In the listing below, find each line that holds "this" and list it.

--------------------------------------------------

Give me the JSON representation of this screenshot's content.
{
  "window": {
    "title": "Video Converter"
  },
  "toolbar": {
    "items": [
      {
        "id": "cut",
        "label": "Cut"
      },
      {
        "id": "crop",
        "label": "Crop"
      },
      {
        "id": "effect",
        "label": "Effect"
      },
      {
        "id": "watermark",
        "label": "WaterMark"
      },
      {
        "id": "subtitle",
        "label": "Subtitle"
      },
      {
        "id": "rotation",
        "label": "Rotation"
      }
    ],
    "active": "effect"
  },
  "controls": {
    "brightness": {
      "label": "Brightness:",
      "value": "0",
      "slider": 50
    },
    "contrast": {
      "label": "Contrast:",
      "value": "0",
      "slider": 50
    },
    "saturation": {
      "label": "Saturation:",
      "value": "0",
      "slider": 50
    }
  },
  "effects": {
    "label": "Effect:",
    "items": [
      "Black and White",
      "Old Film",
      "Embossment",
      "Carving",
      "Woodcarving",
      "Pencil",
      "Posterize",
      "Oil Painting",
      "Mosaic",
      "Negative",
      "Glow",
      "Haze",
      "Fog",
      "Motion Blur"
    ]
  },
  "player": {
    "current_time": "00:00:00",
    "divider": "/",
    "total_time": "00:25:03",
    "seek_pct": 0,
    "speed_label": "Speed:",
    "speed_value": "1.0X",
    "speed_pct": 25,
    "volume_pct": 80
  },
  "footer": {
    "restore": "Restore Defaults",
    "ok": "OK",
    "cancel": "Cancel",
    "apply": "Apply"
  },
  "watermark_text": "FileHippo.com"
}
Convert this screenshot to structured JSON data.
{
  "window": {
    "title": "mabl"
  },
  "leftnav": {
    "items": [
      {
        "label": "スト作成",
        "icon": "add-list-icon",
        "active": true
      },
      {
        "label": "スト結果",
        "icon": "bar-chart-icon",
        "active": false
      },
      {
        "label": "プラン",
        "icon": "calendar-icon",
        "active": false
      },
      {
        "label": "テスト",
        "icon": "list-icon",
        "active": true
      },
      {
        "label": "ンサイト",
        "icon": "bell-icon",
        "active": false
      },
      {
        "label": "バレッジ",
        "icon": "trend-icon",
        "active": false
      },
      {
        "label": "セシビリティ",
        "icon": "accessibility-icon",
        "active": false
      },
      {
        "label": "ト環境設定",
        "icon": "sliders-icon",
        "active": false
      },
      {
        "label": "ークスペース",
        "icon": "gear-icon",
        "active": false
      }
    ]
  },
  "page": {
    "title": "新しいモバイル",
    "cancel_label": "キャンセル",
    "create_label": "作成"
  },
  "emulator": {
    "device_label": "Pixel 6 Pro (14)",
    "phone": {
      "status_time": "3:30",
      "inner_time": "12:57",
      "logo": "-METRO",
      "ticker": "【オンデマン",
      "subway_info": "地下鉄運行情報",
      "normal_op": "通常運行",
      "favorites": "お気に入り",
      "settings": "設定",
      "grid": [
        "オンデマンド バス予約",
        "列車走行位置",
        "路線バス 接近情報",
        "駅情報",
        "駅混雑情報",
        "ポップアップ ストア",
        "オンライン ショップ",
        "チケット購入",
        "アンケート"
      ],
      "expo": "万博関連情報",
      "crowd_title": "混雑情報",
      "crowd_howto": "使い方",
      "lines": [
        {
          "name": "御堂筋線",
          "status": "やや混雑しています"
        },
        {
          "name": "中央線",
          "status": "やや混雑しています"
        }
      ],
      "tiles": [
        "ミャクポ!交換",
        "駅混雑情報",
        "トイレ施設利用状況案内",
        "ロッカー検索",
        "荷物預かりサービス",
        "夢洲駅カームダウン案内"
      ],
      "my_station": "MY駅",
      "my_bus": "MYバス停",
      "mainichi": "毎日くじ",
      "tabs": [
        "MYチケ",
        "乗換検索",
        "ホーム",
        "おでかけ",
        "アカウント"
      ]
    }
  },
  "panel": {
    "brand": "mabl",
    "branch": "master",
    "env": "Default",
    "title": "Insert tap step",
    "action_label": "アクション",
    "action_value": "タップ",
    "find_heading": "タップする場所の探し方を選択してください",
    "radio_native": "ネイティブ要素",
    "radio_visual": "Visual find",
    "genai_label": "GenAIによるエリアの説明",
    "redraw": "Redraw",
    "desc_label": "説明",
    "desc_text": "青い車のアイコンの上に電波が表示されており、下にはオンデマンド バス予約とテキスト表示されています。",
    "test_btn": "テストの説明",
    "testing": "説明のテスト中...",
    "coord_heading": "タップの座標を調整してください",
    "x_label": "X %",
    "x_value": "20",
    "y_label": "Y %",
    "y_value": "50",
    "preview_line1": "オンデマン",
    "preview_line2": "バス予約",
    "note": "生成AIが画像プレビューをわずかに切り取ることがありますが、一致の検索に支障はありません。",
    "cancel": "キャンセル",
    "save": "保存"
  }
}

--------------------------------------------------

◆ Answer box ◆
Give me the JSON representation of this screenshot's content.
Convert this screenshot to structured JSON data.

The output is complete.